▸ PROBLEM: Scan the data, and whenever a line contains "heart", copy it.

Page and application data records

<<<<

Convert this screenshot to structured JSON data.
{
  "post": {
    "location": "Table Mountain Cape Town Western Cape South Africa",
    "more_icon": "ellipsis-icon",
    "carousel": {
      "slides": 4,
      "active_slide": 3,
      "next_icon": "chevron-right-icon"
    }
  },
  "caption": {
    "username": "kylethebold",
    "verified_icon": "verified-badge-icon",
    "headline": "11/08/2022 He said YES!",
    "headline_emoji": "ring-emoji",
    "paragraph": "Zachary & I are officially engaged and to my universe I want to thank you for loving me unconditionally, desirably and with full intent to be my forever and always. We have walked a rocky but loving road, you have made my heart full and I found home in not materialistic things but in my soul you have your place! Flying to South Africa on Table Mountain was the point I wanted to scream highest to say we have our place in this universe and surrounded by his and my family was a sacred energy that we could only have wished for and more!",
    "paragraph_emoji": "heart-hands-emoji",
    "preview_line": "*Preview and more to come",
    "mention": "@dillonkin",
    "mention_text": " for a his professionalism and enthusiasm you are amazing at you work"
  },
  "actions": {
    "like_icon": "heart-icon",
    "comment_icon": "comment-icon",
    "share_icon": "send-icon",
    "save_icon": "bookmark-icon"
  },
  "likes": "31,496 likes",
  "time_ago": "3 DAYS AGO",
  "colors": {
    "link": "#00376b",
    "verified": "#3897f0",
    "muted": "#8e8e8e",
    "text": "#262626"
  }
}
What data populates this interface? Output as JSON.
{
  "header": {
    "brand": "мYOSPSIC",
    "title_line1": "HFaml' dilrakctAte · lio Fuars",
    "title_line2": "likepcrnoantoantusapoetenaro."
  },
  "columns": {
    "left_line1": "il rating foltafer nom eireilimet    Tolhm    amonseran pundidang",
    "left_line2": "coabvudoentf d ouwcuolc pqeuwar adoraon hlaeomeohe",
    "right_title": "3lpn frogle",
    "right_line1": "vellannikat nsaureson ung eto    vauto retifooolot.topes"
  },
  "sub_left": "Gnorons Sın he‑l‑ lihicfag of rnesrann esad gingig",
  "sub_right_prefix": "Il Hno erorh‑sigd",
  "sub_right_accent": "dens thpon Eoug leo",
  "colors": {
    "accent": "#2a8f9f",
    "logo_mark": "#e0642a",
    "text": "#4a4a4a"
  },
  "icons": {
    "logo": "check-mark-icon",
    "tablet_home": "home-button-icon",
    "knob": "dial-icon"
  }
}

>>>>

▸ FINISHED TASK:
    "paragraph": "Zachary & I are officially engaged and to my universe I want to thank you for loving me unconditionally, desirably and with full intent to be my forever and always. We have walked a rocky but loving road, you have made my heart full and I found home in not materialistic things but in my soul you have your place! Flying to South Africa on Table Mountain was the point I wanted to scream highest to say we have our place in this universe and surrounded by his and my family was a sacred energy that we could only have wished for and more!",
    "paragraph_emoji": "heart-hands-emoji",
    "like_icon": "heart-icon",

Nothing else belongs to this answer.